━━━ TASK INPUTS

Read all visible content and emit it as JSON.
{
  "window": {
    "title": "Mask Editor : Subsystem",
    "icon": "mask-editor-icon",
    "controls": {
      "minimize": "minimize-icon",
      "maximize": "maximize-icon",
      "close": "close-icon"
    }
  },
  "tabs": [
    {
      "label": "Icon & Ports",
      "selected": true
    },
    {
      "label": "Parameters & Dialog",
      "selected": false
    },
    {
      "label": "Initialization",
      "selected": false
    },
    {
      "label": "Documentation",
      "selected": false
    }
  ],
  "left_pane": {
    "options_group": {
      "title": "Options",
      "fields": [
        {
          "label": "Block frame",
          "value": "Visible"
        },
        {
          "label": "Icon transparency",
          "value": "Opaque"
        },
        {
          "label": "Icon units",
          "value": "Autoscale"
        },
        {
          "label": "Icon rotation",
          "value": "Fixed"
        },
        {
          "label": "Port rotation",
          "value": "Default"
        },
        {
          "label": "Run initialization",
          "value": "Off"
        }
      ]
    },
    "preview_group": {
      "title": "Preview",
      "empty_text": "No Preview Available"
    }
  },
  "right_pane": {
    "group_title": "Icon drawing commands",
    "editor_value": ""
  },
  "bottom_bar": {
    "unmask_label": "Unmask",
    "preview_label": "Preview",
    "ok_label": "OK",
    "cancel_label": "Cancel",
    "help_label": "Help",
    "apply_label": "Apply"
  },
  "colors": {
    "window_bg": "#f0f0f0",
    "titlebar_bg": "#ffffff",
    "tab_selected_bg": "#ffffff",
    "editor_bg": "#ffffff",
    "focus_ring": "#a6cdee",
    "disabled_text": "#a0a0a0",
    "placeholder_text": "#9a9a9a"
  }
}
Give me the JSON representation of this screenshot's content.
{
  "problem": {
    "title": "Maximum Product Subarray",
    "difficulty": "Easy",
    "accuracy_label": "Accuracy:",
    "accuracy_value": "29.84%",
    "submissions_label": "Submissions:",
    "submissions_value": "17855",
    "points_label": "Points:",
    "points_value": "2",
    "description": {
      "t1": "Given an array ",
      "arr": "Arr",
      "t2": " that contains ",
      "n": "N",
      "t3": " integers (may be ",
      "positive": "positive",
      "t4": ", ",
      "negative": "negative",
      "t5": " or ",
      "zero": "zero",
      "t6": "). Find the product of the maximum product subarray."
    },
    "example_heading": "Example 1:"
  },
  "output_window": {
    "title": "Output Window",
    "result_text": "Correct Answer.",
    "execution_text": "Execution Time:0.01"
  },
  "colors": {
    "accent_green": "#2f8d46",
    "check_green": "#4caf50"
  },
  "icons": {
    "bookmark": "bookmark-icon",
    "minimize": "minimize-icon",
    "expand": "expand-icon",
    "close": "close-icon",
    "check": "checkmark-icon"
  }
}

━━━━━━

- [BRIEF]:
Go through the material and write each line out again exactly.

- [ANSWER SPACE]:
Read all visible content and emit it as JSON.
{
  "window": {
    "title": "Mask Editor : Subsystem",
    "icon": "mask-editor-icon",
    "controls": {
      "minimize": "minimize-icon",
      "maximize": "maximize-icon",
      "close": "close-icon"
    }
  },
  "tabs": [
    {
      "label": "Icon & Ports",
      "selected": true
    },
    {
      "label": "Parameters & Dialog",
      "selected": false
    },
    {
      "label": "Initialization",
      "selected": false
    },
    {
      "label": "Documentation",
      "selected": false
    }
  ],
  "left_pane": {
    "options_group": {
      "title": "Options",
      "fields": [
        {
          "label": "Block frame",
          "value": "Visible"
        },
        {
          "label": "Icon transparency",
          "value": "Opaque"
        },
        {
          "label": "Icon units",
          "value": "Autoscale"
        },
        {
          "label": "Icon rotation",
          "value": "Fixed"
        },
        {
          "label": "Port rotation",
          "value": "Default"
        },
        {
          "label": "Run initialization",
          "value": "Off"
        }
      ]
    },
    "preview_group": {
      "title": "Preview",
      "empty_text": "No Preview Available"
    }
  },
  "right_pane": {
    "group_title": "Icon drawing commands",
    "editor_value": ""
  },
  "bottom_bar": {
    "unmask_label": "Unmask",
    "preview_label": "Preview",
    "ok_label": "OK",
    "cancel_label": "Cancel",
    "help_label": "Help",
    "apply_label": "Apply"
  },
  "colors": {
    "window_bg": "#f0f0f0",
    "titlebar_bg": "#ffffff",
    "tab_selected_bg": "#ffffff",
    "editor_bg": "#ffffff",
    "focus_ring": "#a6cdee",
    "disabled_text": "#a0a0a0",
    "placeholder_text": "#9a9a9a"
  }
}
Give me the JSON representation of this screenshot's content.
{
  "problem": {
    "title": "Maximum Product Subarray",
    "difficulty": "Easy",
    "accuracy_label": "Accuracy:",
    "accuracy_value": "29.84%",
    "submissions_label": "Submissions:",
    "submissions_value": "17855",
    "points_label": "Points:",
    "points_value": "2",
    "description": {
      "t1": "Given an array ",
      "arr": "Arr",
      "t2": " that contains ",
      "n": "N",
      "t3": " integers (may be ",
      "positive": "positive",
      "t4": ", ",
      "negative": "negative",
      "t5": " or ",
      "zero": "zero",
      "t6": "). Find the product of the maximum product subarray."
    },
    "example_heading": "Example 1:"
  },
  "output_window": {
    "title": "Output Window",
    "result_text": "Correct Answer.",
    "execution_text": "Execution Time:0.01"
  },
  "colors": {
    "accent_green": "#2f8d46",
    "check_green": "#4caf50"
  },
  "icons": {
    "bookmark": "bookmark-icon",
    "minimize": "minimize-icon",
    "expand": "expand-icon",
    "close": "close-icon",
    "check": "checkmark-icon"
  }
}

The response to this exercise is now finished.